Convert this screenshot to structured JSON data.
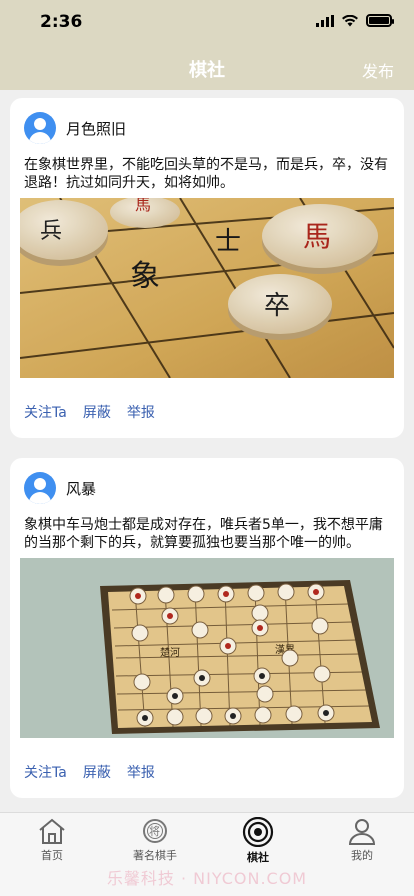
{
  "status_bar": {
    "time": "2:36"
  },
  "nav": {
    "title": "棋社",
    "action": "发布"
  },
  "posts": [
    {
      "username": "月色照旧",
      "text": "在象棋世界里，不能吃回头草的不是马，而是兵，卒，没有退路！抗过如同升天，如将如帅。",
      "image_desc": "chess-pieces-closeup",
      "actions": [
        "关注Ta",
        "屏蔽",
        "举报"
      ]
    },
    {
      "username": "风暴",
      "text": "象棋中车马炮士都是成对存在，唯兵者5单一，我不想平庸的当那个剩下的兵，就算要孤独也要当那个唯一的帅。",
      "image_desc": "chess-board-top-view",
      "actions": [
        "关注Ta",
        "屏蔽",
        "举报"
      ]
    }
  ],
  "tabs": [
    {
      "label": "首页",
      "icon": "home-icon",
      "active": false
    },
    {
      "label": "著名棋手",
      "icon": "chess-piece-icon",
      "active": false
    },
    {
      "label": "棋社",
      "icon": "club-icon",
      "active": true
    },
    {
      "label": "我的",
      "icon": "profile-icon",
      "active": false
    }
  ],
  "watermark": "乐馨科技 · NIYCON.COM",
  "colors": {
    "header": "#dcd8c2",
    "link": "#3b61b0",
    "avatar": "#3f8ff0"
  }
}
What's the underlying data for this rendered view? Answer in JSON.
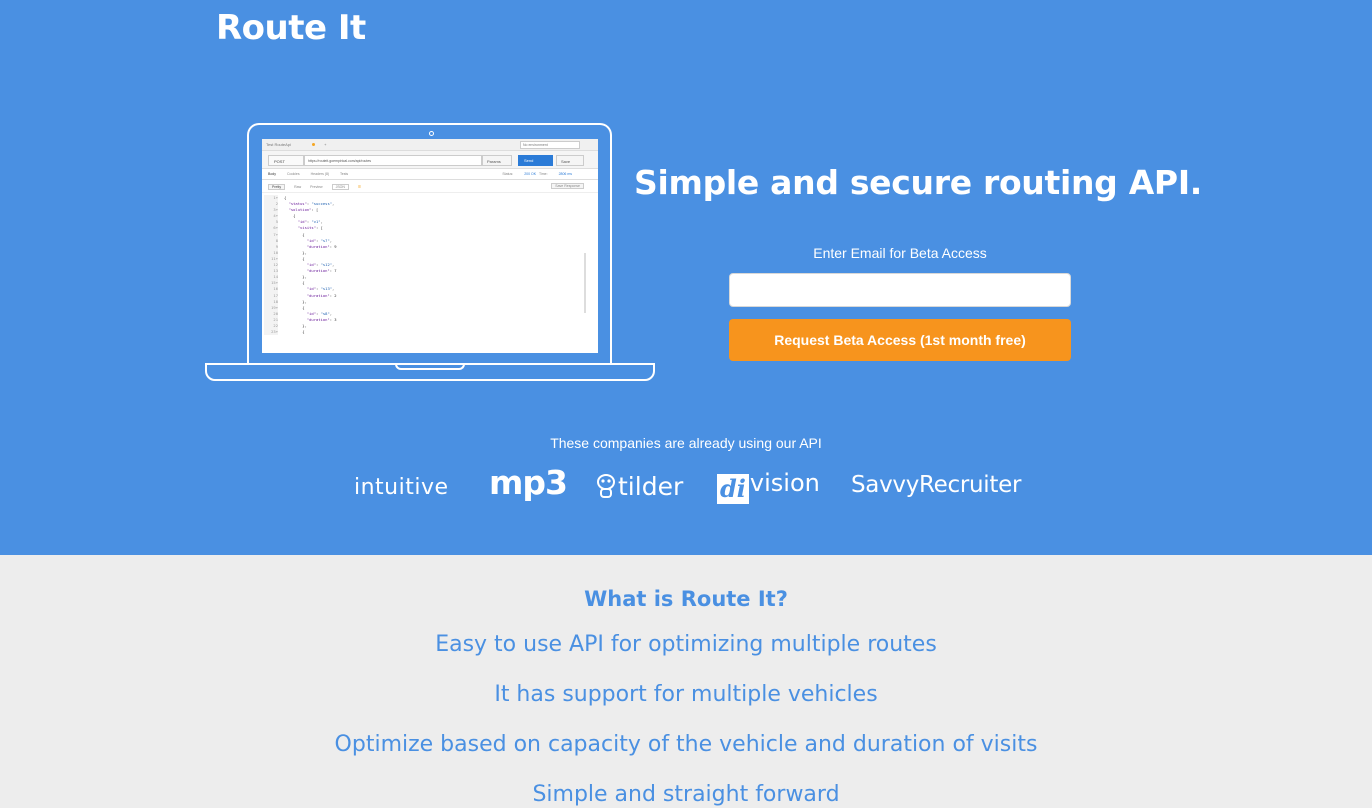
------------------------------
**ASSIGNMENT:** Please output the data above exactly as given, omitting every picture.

**TASK SOLUTION:**
Convert this screenshot to structured JSON data.
{
  "status_bar": {
    "time": "2:36"
  },
  "nav": {
    "title": "棋社",
    "action": "发布"
  },
  "posts": [
    {
      "username": "月色照旧",
      "text": "在象棋世界里，不能吃回头草的不是马，而是兵，卒，没有退路！抗过如同升天，如将如帅。",
      "image_desc": "chess-pieces-closeup",
      "actions": [
        "关注Ta",
        "屏蔽",
        "举报"
      ]
    },
    {
      "username": "风暴",
      "text": "象棋中车马炮士都是成对存在，唯兵者5单一，我不想平庸的当那个剩下的兵，就算要孤独也要当那个唯一的帅。",
      "image_desc": "chess-board-top-view",
      "actions": [
        "关注Ta",
        "屏蔽",
        "举报"
      ]
    }
  ],
  "tabs": [
    {
      "label": "首页",
      "icon": "home-icon",
      "active": false
    },
    {
      "label": "著名棋手",
      "icon": "chess-piece-icon",
      "active": false
    },
    {
      "label": "棋社",
      "icon": "club-icon",
      "active": true
    },
    {
      "label": "我的",
      "icon": "profile-icon",
      "active": false
    }
  ],
  "watermark": "乐馨科技 · NIYCON.COM",
  "colors": {
    "header": "#dcd8c2",
    "link": "#3b61b0",
    "avatar": "#3f8ff0"
  }
}
What's the underlying data for this rendered view? Answer in JSON.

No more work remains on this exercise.